Vantage point

Thursday, December 01, 2005

Damn you, Inzy!

Damn you, Inzamam-ul-Haq! Why can't you be meaner, spew venom and act hostile? You and you men are slowly killing off one of the most mouth-watering rivalry franchises in sports today. You and your men are taking the sheen off the India-Pakistan rivalry.

Remember the sentiment surrounding any India-Pakistan cricket match in the 80s and 90s? A more explosive mix of jingoism and pure hatred would be tougher to find even in the 1930s in Germany. We hated the Pakistani players and every match became a war. People cried and tore their wigs out when close matches ended in the enemy's pocket. Pakistanis celebrated India's defeat to Sri Lanka in the 1996 World Cup semi-finals, and Indians were ecstatic at Australia thrashing Pakistan in the 1999 final.

After 1999, terrorism touched new heights. In addition, the men in Delhi donned saffron, while the men in Islamabad donned fatigues. Cricket ties were suspended for almost half a decade. But then 9/11 happened. 13/12 happened. The saffron tinge got milder and the fatigues expressed a desire to be replaced by salwar-kurtas. India and Pakistan started playing cricket again.

But hello, what on earth was this? Where was the edge? Where was the venom? The change in the nature of the India-Pakistan rivalry was nothing less than a tectonic shift. People on both sides of the border started treating it like just a cricket rivalry rather than a war. It became tame, even threatening to be tamer than the much-hyped-but-actually-tepid-and-wannabe ANZACS rivalry.

I blame Inzamam-ul-Haq!

The guy is just so damn nice. It just isn't possible to hate him. And once the captain is so nice and conciliatory, the team finds it very tough to adopt a belligerent attitude. It's all about the captains and the key players.

Remember, the edge to the rivalry was added by two gentlemen named Imran Khan and Javed Miandad. Imran Khan did it more explicitly, with his born-again-Muslim attitude. He was spewing the word 'jihad' even back in those days when Osama and Saddam were American "friends". He said Pakistani players treat every match against India as jihad. The supremo of the then-ascendant Shiv Sena latched on to this dialogue, and whipped up frenzy. Javed Miandad, with his last-ball six and his pugnacious attitude on field which he proudly displayed on television, was Ayman-Al-Zawahiri to Imran's Osama, in the mind of the Indians. Then there was a battery of pace bowlers, all breathing fire, and crushing Indian toes. The annual Sharjah circus kept sharpening the edge. Expat jingoism is always more expressive. The procession of Pakistani captains in the 90s was made up of followers of Imran, and be it Wasim AKram, Aamir SOhail or Rashid Latif, they all were obviosuly more charged up when the opponent was India.
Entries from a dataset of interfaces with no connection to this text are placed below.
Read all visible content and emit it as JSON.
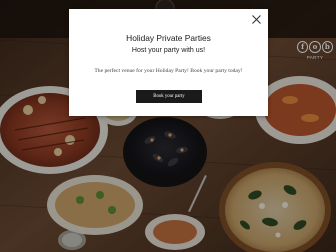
{
  "popup": {
    "title": "Holiday Private Parties",
    "subtitle": "Host your party with us!",
    "body": "The perfect venue for your Holiday Party! Book your party today!",
    "cta_label": "Book your party",
    "close_icon": "close-icon"
  },
  "logo": {
    "letters": [
      "f",
      "o",
      "b"
    ],
    "tagline": "PARTY"
  },
  "colors": {
    "overlay": "rgba(0,0,0,0.32)",
    "popup_bg": "#ffffff",
    "cta_bg": "#1a1a1a",
    "cta_text": "#ffffff"
  }
}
Then along came 2004. Cricketing ties were restored. India agreed to play a full series in Pakistan, sending a message to other sides which had been cancelling tours post-9/11 that the place is quite safe after all. With a new and more cautious peace-process in place, there was guarded optimism. And of course, Inzy was at the helm.

Inzamam is one of my favourite players of all time. His lazy genius, his unflappable marshalling skills, and the ease with which he changes gears makes him a delight to watch. Plus he is such a nice guy, with an almost child-like innocence. His obvious talent also ensures that his innings don't rankle Indian supporters as much as Javed Mianded who was always more gumption-n-grit than genius. Even his spearhead fast bowler, Shoaib Akhtar, for some reason has never really rattled India in the last few years. His other lieutenants Yousuf and Younis, are also not very demonstrative of a "jihadi" attitude, the way every key player under Imran was. And his best spinner is a Hindu!

Bah! How can one hate this Pakistan team? Which is why their coming from behind and levelling the test series and winning the one-day series last season were not treated like national calamities in India. The Indian fan at Bangalore stood up and applauded Pakistan's amazing comeback. And even today, most Indians find themselves appreciating the way Pakistan is dominating England. Cricket is outselling jingoism.

Where did it all start? Did it start at Chennai in 1999 when the crowd shocked the Pakistanis with a standing ovation? Did it start at Delhi in 1999 when Akram wore as big a smile as Anil Kumble while congratulating him for the 10-wicket prize?

I'm not sure, but the enmity in India-Pakistan cricket is, at best dead, and at worst hibernating.

I blame good ole Inzy!

Cross posted on the Cricinfo Blog - Different Strokes